ACTION ITEM: The whole listing below needs to be retyped without a single change.

----

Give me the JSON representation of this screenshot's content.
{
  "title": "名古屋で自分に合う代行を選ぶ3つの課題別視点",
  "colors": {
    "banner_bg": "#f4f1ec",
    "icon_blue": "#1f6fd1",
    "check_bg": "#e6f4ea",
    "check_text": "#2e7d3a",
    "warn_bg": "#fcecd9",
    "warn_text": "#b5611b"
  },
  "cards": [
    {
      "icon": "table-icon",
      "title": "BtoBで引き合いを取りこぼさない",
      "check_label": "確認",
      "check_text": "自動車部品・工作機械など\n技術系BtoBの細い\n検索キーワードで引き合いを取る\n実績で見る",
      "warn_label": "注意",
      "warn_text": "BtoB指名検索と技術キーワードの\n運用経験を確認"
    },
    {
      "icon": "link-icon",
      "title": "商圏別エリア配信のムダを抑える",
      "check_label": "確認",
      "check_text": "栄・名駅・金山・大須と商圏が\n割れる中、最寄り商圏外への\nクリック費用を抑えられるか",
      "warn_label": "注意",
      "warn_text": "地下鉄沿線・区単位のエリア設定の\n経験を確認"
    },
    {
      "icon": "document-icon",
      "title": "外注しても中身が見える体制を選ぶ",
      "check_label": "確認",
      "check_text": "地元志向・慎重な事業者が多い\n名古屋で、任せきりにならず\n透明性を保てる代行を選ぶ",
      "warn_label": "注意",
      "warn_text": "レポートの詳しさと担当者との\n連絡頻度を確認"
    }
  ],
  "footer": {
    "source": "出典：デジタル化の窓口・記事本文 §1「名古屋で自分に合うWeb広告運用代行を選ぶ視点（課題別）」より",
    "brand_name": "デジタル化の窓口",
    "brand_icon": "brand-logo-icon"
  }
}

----

EXERCISE SOLUTION:
Give me the JSON representation of this screenshot's content.
{
  "title": "名古屋で自分に合う代行を選ぶ3つの課題別視点",
  "colors": {
    "banner_bg": "#f4f1ec",
    "icon_blue": "#1f6fd1",
    "check_bg": "#e6f4ea",
    "check_text": "#2e7d3a",
    "warn_bg": "#fcecd9",
    "warn_text": "#b5611b"
  },
  "cards": [
    {
      "icon": "table-icon",
      "title": "BtoBで引き合いを取りこぼさない",
      "check_label": "確認",
      "check_text": "自動車部品・工作機械など\n技術系BtoBの細い\n検索キーワードで引き合いを取る\n実績で見る",
      "warn_label": "注意",
      "warn_text": "BtoB指名検索と技術キーワードの\n運用経験を確認"
    },
    {
      "icon": "link-icon",
      "title": "商圏別エリア配信のムダを抑える",
      "check_label": "確認",
      "check_text": "栄・名駅・金山・大須と商圏が\n割れる中、最寄り商圏外への\nクリック費用を抑えられるか",
      "warn_label": "注意",
      "warn_text": "地下鉄沿線・区単位のエリア設定の\n経験を確認"
    },
    {
      "icon": "document-icon",
      "title": "外注しても中身が見える体制を選ぶ",
      "check_label": "確認",
      "check_text": "地元志向・慎重な事業者が多い\n名古屋で、任せきりにならず\n透明性を保てる代行を選ぶ",
      "warn_label": "注意",
      "warn_text": "レポートの詳しさと担当者との\n連絡頻度を確認"
    }
  ],
  "footer": {
    "source": "出典：デジタル化の窓口・記事本文 §1「名古屋で自分に合うWeb広告運用代行を選ぶ視点（課題別）」より",
    "brand_name": "デジタル化の窓口",
    "brand_icon": "brand-logo-icon"
  }
}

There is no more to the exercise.